About this task
Print exactly the lines from the one containing "Serialize everything readable" through the last line of the records below, both included, and nothing else; omit any pictures.

Dataset extract Start Marker

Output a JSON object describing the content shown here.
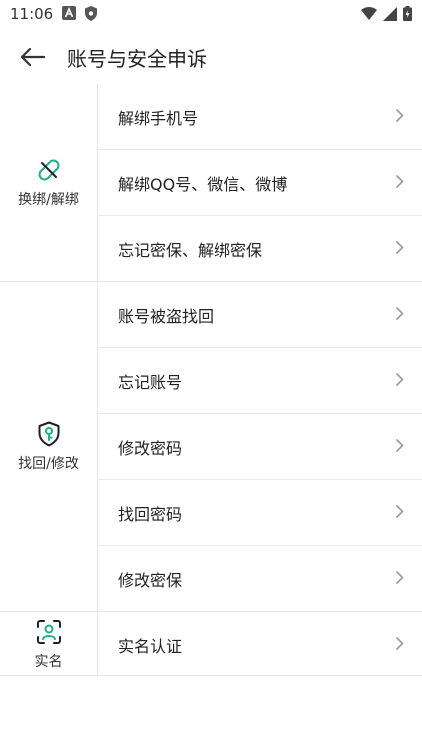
{
  "status_bar": {
    "time": "11:06"
  },
  "app_bar": {
    "title": "账号与安全申诉"
  },
  "sections": [
    {
      "category": "换绑/解绑",
      "icon": "unlink-icon",
      "items": [
        "解绑手机号",
        "解绑QQ号、微信、微博",
        "忘记密保、解绑密保"
      ]
    },
    {
      "category": "找回/修改",
      "icon": "shield-key-icon",
      "items": [
        "账号被盗找回",
        "忘记账号",
        "修改密码",
        "找回密码",
        "修改密保"
      ]
    },
    {
      "category": "实名",
      "icon": "face-id-icon",
      "items": [
        "实名认证"
      ]
    }
  ],
  "colors": {
    "accent": "#1bb385",
    "text": "#222222",
    "divider": "#e8e8e8",
    "chevron": "#9a9a9a"
  }
}
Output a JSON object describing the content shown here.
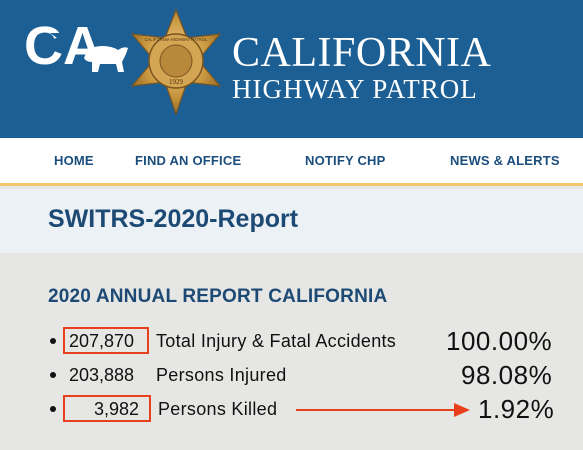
{
  "header": {
    "logo_text": "CA",
    "badge_text": "CALIFORNIA HIGHWAY PATROL",
    "badge_year": "1929",
    "title_line1": "CALIFORNIA",
    "title_line2": "HIGHWAY PATROL"
  },
  "nav": {
    "items": [
      {
        "label": "HOME"
      },
      {
        "label": "FIND AN OFFICE"
      },
      {
        "label": "NOTIFY CHP"
      },
      {
        "label": "NEWS & ALERTS"
      }
    ]
  },
  "page": {
    "title": "SWITRS-2020-Report",
    "section_title": "2020 ANNUAL REPORT CALIFORNIA"
  },
  "stats": [
    {
      "value": "207,870",
      "label": "Total Injury & Fatal Accidents",
      "percent": "100.00%"
    },
    {
      "value": "203,888",
      "label": "Persons Injured",
      "percent": "98.08%"
    },
    {
      "value": "3,982",
      "label": "Persons Killed",
      "percent": "1.92%"
    }
  ],
  "colors": {
    "header_bg": "#1b5f95",
    "nav_text": "#1b4e7d",
    "highlight": "#e8401c",
    "accent_border": "#f1c66e"
  }
}
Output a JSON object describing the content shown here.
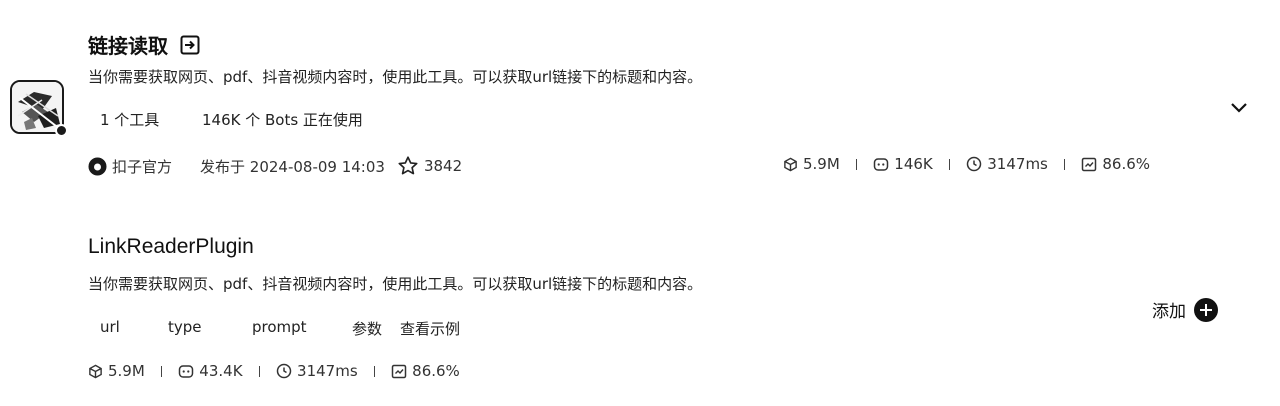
{
  "plugin": {
    "title": "链接读取",
    "description": "当你需要获取网页、pdf、抖音视频内容时，使用此工具。可以获取url链接下的标题和内容。",
    "tools_count": "1 个工具",
    "bots_usage": "146K 个 Bots 正在使用",
    "publisher": "扣子官方",
    "publish_date": "发布于 2024-08-09 14:03",
    "favorites": "3842",
    "stats": {
      "calls": "5.9M",
      "bots": "146K",
      "latency": "3147ms",
      "success_rate": "86.6%"
    },
    "logo_icon": "link-reader-logo",
    "expand_icon": "chevron-down-icon"
  },
  "tool": {
    "title": "LinkReaderPlugin",
    "description": "当你需要获取网页、pdf、抖音视频内容时，使用此工具。可以获取url链接下的标题和内容。",
    "params": [
      "url",
      "type",
      "prompt"
    ],
    "params_label": "参数",
    "examples_label": "查看示例",
    "add_label": "添加",
    "stats": {
      "calls": "5.9M",
      "bots": "43.4K",
      "latency": "3147ms",
      "success_rate": "86.6%"
    }
  }
}
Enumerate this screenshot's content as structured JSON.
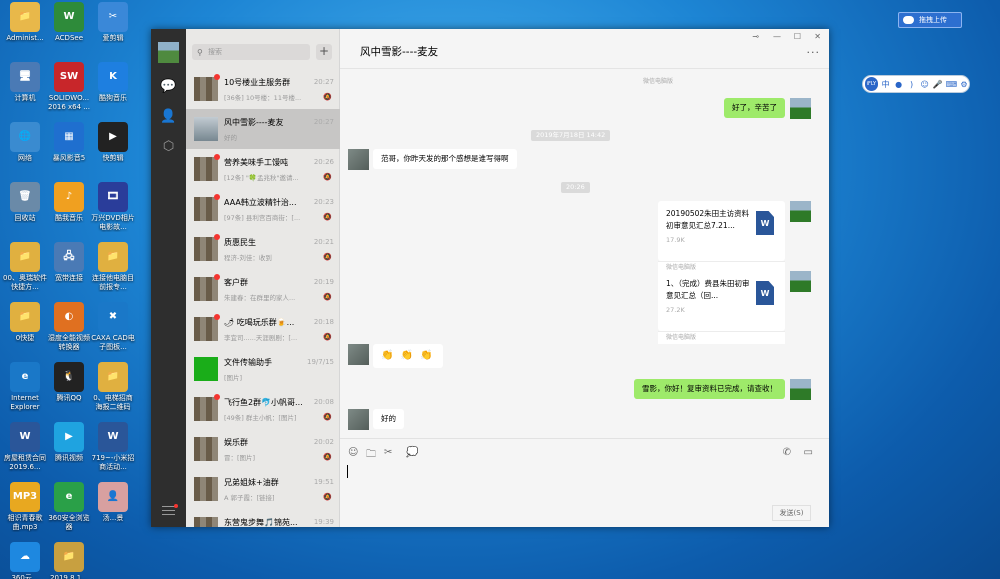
{
  "desktop": {
    "icons": [
      {
        "label": "Administ...",
        "glyph": "📁",
        "color": "#e8b84a"
      },
      {
        "label": "ACDSee",
        "glyph": "W",
        "color": "#2e8b3a"
      },
      {
        "label": "爱剪辑",
        "glyph": "✂",
        "color": "#3a88d8"
      },
      {
        "label": "计算机",
        "glyph": "🖥",
        "color": "#4a7ab5"
      },
      {
        "label": "SOLIDWO... 2016 x64 ...",
        "glyph": "SW",
        "color": "#c8262a"
      },
      {
        "label": "酷狗音乐",
        "glyph": "K",
        "color": "#1e7fe0"
      },
      {
        "label": "网络",
        "glyph": "🌐",
        "color": "#3a8bd0"
      },
      {
        "label": "暴风影音5",
        "glyph": "▦",
        "color": "#1f6fcf"
      },
      {
        "label": "快剪辑",
        "glyph": "▶",
        "color": "#222222"
      },
      {
        "label": "回收站",
        "glyph": "🗑",
        "color": "#6a8aa8"
      },
      {
        "label": "酷我音乐",
        "glyph": "♪",
        "color": "#f0a020"
      },
      {
        "label": "万兴DVD相片电影故...",
        "glyph": "🎞",
        "color": "#2a3d9a"
      },
      {
        "label": "00、奥瑞软件快捷方...",
        "glyph": "📁",
        "color": "#e0b040"
      },
      {
        "label": "宽带连接",
        "glyph": "🖧",
        "color": "#4a7ab5"
      },
      {
        "label": "连接他电脑目前报专...",
        "glyph": "📁",
        "color": "#e0b040"
      },
      {
        "label": "0快捷",
        "glyph": "📁",
        "color": "#e0b040"
      },
      {
        "label": "湿度全能视频转换器",
        "glyph": "◐",
        "color": "#e07020"
      },
      {
        "label": "CAXA CAD电子图板...",
        "glyph": "✖",
        "color": "#1a78c8"
      },
      {
        "label": "Internet Explorer",
        "glyph": "e",
        "color": "#1a78c8"
      },
      {
        "label": "腾讯QQ",
        "glyph": "🐧",
        "color": "#222222"
      },
      {
        "label": "0、电梯招商海报二维码",
        "glyph": "📁",
        "color": "#e0b040"
      },
      {
        "label": "房屋租赁合同2019.6...",
        "glyph": "W",
        "color": "#2a5699"
      },
      {
        "label": "腾讯视频",
        "glyph": "▶",
        "color": "#1fa3e0"
      },
      {
        "label": "719~-小米招商活动...",
        "glyph": "W",
        "color": "#2a5699"
      },
      {
        "label": "相识青春歌曲.mp3",
        "glyph": "MP3",
        "color": "#e8a820"
      },
      {
        "label": "360安全浏览器",
        "glyph": "e",
        "color": "#2aa048"
      },
      {
        "label": "汤...景",
        "glyph": "👤",
        "color": "#d8a0a0"
      },
      {
        "label": "360云...",
        "glyph": "☁",
        "color": "#1e88e0"
      },
      {
        "label": "2019.8.1...",
        "glyph": "📁",
        "color": "#c8a040"
      }
    ]
  },
  "tray": {
    "baidu_label": "拖拽上传",
    "ime_items": [
      "中",
      "●",
      ")",
      "☺",
      "🎤",
      "⌨",
      "⚙"
    ]
  },
  "chat_list": {
    "search_placeholder": "搜索",
    "add_label": "+",
    "chats": [
      {
        "name": "10号楼业主服务群",
        "time": "20:27",
        "preview": "[36条] 10号楼：11号楼...",
        "unread": true,
        "muted": true,
        "avatar": "grid"
      },
      {
        "name": "风中雪影----麦友",
        "time": "20:27",
        "preview": "好的",
        "unread": false,
        "muted": false,
        "avatar": "pic",
        "selected": true
      },
      {
        "name": "营养美味手工馒吨",
        "time": "20:26",
        "preview": "[12条] \"🍀孟兆秋\"邀请...",
        "unread": true,
        "muted": true,
        "avatar": "grid"
      },
      {
        "name": "AAA韩立波精针治...",
        "time": "20:23",
        "preview": "[97条] 县利宫百商街：[...",
        "unread": true,
        "muted": true,
        "avatar": "grid"
      },
      {
        "name": "质惠民生",
        "time": "20:21",
        "preview": "程济-刘佳：收到",
        "unread": true,
        "muted": true,
        "avatar": "grid"
      },
      {
        "name": "客户群",
        "time": "20:19",
        "preview": "朱建春：在群里的家人...",
        "unread": true,
        "muted": true,
        "avatar": "grid"
      },
      {
        "name": "🌶 吃喝玩乐群🍺...",
        "time": "20:18",
        "preview": "李宜司......天涯剧剧：[...",
        "unread": true,
        "muted": true,
        "avatar": "grid"
      },
      {
        "name": "文件传输助手",
        "time": "19/7/15",
        "preview": "[图片]",
        "unread": false,
        "muted": false,
        "avatar": "green"
      },
      {
        "name": "飞行鱼2群🐬小帆哥...",
        "time": "20:08",
        "preview": "[49条] 群主小帆：[图片]",
        "unread": true,
        "muted": true,
        "avatar": "grid"
      },
      {
        "name": "娱乐群",
        "time": "20:02",
        "preview": "冒：[图片]",
        "unread": false,
        "muted": true,
        "avatar": "grid"
      },
      {
        "name": "兄弟姐妹+油群",
        "time": "19:51",
        "preview": "A 郭子霞：[链接]",
        "unread": false,
        "muted": true,
        "avatar": "grid"
      },
      {
        "name": "东营鬼步舞🎵锦苑...",
        "time": "19:39",
        "preview": "孔...1[图片]：[...",
        "unread": false,
        "muted": true,
        "avatar": "grid"
      }
    ]
  },
  "window": {
    "pin_icon": "⊸",
    "min_icon": "—",
    "max_icon": "☐",
    "close_icon": "✕"
  },
  "conversation": {
    "title": "风中雪影----麦友",
    "more_label": "···",
    "messages": {
      "src_top": "微信电脑版",
      "m1": "好了，辛苦了",
      "ts1": "2019年7月18日 14:42",
      "m2": "范哥，你昨天发的那个感想是谁写得啊",
      "ts2": "20:26",
      "file1_name": "20190502朱田主访资料初审意见汇总7.21...",
      "file1_size": "17.9K",
      "file1_src": "微信电脑版",
      "file2_name": "1、（完成）费县朱田初审意见汇总（回...",
      "file2_size": "27.2K",
      "file2_src": "微信电脑版",
      "m3": "👏 👏 👏",
      "m4": "雪影，你好！复审资料已完成，请查收！",
      "m5": "好的"
    },
    "send_label": "发送(S)"
  },
  "colors": {
    "wechat_green": "#1aad19",
    "bubble_green": "#9eea6a",
    "sidebar_dark": "#2e2e2e",
    "unread_red": "#f43530"
  }
}
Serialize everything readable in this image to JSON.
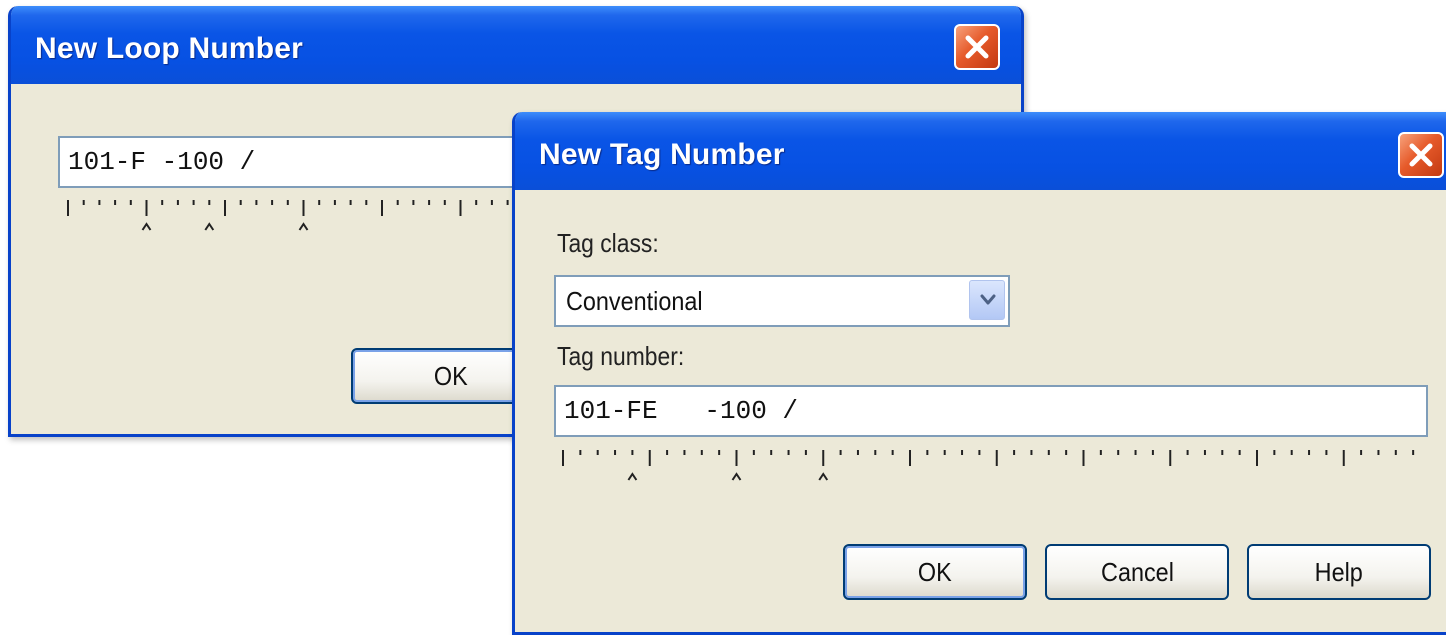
{
  "loop_dialog": {
    "title": "New Loop Number",
    "close_icon": "close-icon",
    "input_value": "101-F -100 /",
    "ruler_markers": 3,
    "ok_label": "OK"
  },
  "tag_dialog": {
    "title": "New Tag Number",
    "close_icon": "close-icon",
    "tag_class_label": "Tag class:",
    "tag_class_value": "Conventional",
    "dropdown_icon": "chevron-down-icon",
    "tag_number_label": "Tag number:",
    "tag_number_value": "101-FE   -100 /",
    "ruler_markers": 3,
    "ok_label": "OK",
    "cancel_label": "Cancel",
    "help_label": "Help"
  },
  "colors": {
    "titlebar": "#0a55e6",
    "dialog_bg": "#ece9d8",
    "close_button": "#e65a2a",
    "input_border": "#7f9db9"
  }
}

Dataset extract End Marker

Task output
Serialize everything readable in this image to JSON.
{
  "loop_dialog": {
    "title": "New Loop Number",
    "close_icon": "close-icon",
    "input_value": "101-F -100 /",
    "ruler_markers": 3,
    "ok_label": "OK"
  },
  "tag_dialog": {
    "title": "New Tag Number",
    "close_icon": "close-icon",
    "tag_class_label": "Tag class:",
    "tag_class_value": "Conventional",
    "dropdown_icon": "chevron-down-icon",
    "tag_number_label": "Tag number:",
    "tag_number_value": "101-FE   -100 /",
    "ruler_markers": 3,
    "ok_label": "OK",
    "cancel_label": "Cancel",
    "help_label": "Help"
  },
  "colors": {
    "titlebar": "#0a55e6",
    "dialog_bg": "#ece9d8",
    "close_button": "#e65a2a",
    "input_border": "#7f9db9"
  }
}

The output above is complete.